!-- INSERT IN HEAD PORTION OF CODE -->
BusinessDay
Nigeria's leading finance and market intelligence news report.

Despite Covid-19 crisis, Gtbank remains most efficient lender in Nigeria

Amid the global economic turbulence caused by the coronavirus pandemic, Guaranty Trust Bank (Gtbank) has sweated its asset to generate more returns more than any other lender in Nigeria.

What this means is that the largest lender by market value has used or deployed the resources of its owners in generating higher profit, and it has consistently been turning top line impressive performance into bottom linr growth.

For instance, Gtbank has a return on average equity (ROAE) of 29.70 percent as at March 2020, and what this means is that every Naira of common shareholder’s equity earned about N29.70 so far. In other words, shareholders saw 29.70 percent return on their investment.

Read also: 5 things SMEs must do to survive coronavirus-induced crisis

Its peer rivals are only playing the catch up game.
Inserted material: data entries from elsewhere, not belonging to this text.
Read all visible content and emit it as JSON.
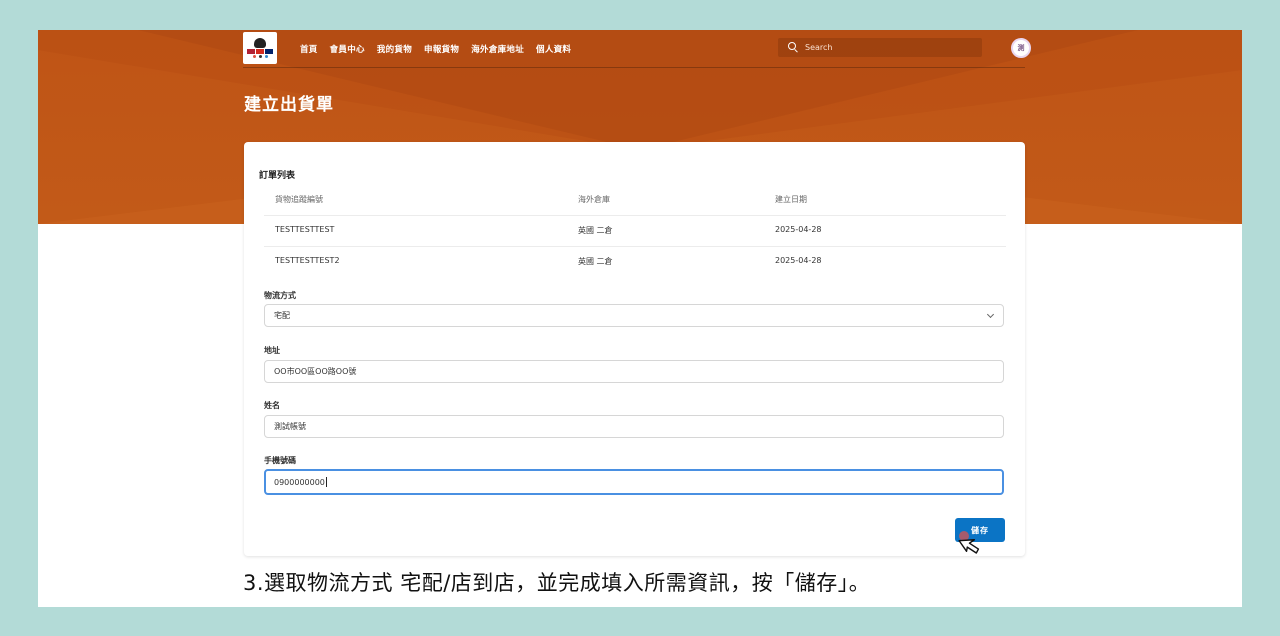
{
  "nav": {
    "links": [
      "首頁",
      "會員中心",
      "我的貨物",
      "申報貨物",
      "海外倉庫地址",
      "個人資料"
    ],
    "search_placeholder": "Search",
    "avatar_text": "測"
  },
  "page": {
    "title": "建立出貨單"
  },
  "orders": {
    "title": "訂單列表",
    "headers": [
      "貨物追蹤編號",
      "海外倉庫",
      "建立日期"
    ],
    "rows": [
      [
        "TESTTESTTEST",
        "英國 二倉",
        "2025-04-28"
      ],
      [
        "TESTTESTTEST2",
        "英國 二倉",
        "2025-04-28"
      ]
    ]
  },
  "form": {
    "shipping_label": "物流方式",
    "shipping_value": "宅配",
    "address_label": "地址",
    "address_value": "OO市OO區OO路OO號",
    "name_label": "姓名",
    "name_value": "測試帳號",
    "phone_label": "手機號碼",
    "phone_value": "0900000000",
    "save_label": "儲存"
  },
  "caption": "3.選取物流方式 宅配/店到店，並完成填入所需資訊，按「儲存」。",
  "colors": {
    "header": "#bf5416",
    "primary": "#0b74c5",
    "background": "#b3dbd7"
  }
}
Zenith Bank has a ROAE of 21.64 percent, Accessbank, (26.28 percent); Firstbank Holdings, (13.80 percent), Stanbic IBTC Holdings, (26.45 percent), and United Band for Africa, 19.89 percent.

The small and midsized banks, hobbled by deteriorating assets quality, have not been generating much return to shareholders.

Fidelity Bank has a ROAE of 10.54 percent, Sterling Bank, (7.03 percent); Union Bank, (9.55 percent), and First City Monument Bank, (9.30 percent).

Gtbank’s market cap has grown steadily higher than equity value, which indicates increased confidence on the part of investors.

The lender has a price to earnings ratio of 3.21 times earnings, which makes it shares attractive amid an economic downturn brought on by the coronavirus induced lockdown.

A dividend yield of 12.44 percent means shareholders will be generously compensated for investing in the shares of Gtbank.

Analysts say it is easier for a camel to go through the eye of a needle than for banks to deliver higher returns in the future as the coronavirus induced lockdown has paralyzed economic activities.

Banks also face pressure from accumulated loan loss provision and weak loan book on the back of lower oil price, and lackluster consumer demand is expected to weigh on demand for credit.

Interest income and similar charges for the 1o largest banks increased by a mere 4.97 percent as at March 2020, from N700.94 billion last year, according to data gathered by Businessday.

As a result of the lockdown measures imposed by governments to curb the spread of the virus, oil demand dwindled by more than 60 percent as Brent crude, the international marker, plunged to an 18- year low below $20 a barrel last month. On Friday, Brent rose more than 3 percent to above $30.

The International Monetary Fund says Nigeria’s economy is expected to shrink by 3.4 percent this year and Africa’s largest economy could face a recession lasting until 2021.

Whatsapp mobile

Get real time updates directly on you device, subscribe now.

Comments are closed.